DATA SECTION:
--------------------------------------------------
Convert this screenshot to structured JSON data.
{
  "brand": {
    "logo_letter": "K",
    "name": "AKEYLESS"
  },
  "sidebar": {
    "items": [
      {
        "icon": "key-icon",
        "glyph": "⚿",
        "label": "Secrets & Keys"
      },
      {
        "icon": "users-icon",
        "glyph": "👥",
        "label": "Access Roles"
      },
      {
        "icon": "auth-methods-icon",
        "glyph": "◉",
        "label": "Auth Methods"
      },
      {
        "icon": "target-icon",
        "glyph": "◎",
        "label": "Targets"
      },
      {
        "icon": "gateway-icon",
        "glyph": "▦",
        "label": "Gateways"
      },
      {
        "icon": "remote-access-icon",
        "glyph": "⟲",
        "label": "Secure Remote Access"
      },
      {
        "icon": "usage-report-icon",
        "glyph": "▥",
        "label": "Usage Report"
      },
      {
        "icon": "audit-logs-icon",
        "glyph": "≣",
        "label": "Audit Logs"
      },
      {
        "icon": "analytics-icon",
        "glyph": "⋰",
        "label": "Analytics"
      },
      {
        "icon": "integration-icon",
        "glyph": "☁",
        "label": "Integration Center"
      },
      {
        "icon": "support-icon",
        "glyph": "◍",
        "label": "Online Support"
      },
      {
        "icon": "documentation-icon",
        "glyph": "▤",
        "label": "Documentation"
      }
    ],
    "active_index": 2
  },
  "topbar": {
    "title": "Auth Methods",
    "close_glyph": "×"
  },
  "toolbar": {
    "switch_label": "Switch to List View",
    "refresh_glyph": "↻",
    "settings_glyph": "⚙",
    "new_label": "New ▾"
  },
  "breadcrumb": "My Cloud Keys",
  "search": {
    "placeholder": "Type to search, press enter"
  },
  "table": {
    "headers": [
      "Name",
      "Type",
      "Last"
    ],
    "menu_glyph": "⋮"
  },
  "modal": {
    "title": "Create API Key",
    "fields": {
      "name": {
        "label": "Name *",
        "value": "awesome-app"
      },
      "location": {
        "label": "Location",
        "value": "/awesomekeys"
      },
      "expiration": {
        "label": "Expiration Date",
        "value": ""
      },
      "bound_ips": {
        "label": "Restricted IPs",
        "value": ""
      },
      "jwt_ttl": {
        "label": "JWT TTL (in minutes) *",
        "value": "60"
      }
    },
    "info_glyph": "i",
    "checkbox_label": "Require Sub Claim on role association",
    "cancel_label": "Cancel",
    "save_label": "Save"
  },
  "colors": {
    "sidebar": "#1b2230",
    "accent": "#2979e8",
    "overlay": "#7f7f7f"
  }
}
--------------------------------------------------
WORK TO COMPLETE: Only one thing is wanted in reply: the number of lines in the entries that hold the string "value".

WRITTEN SOLUTION: 5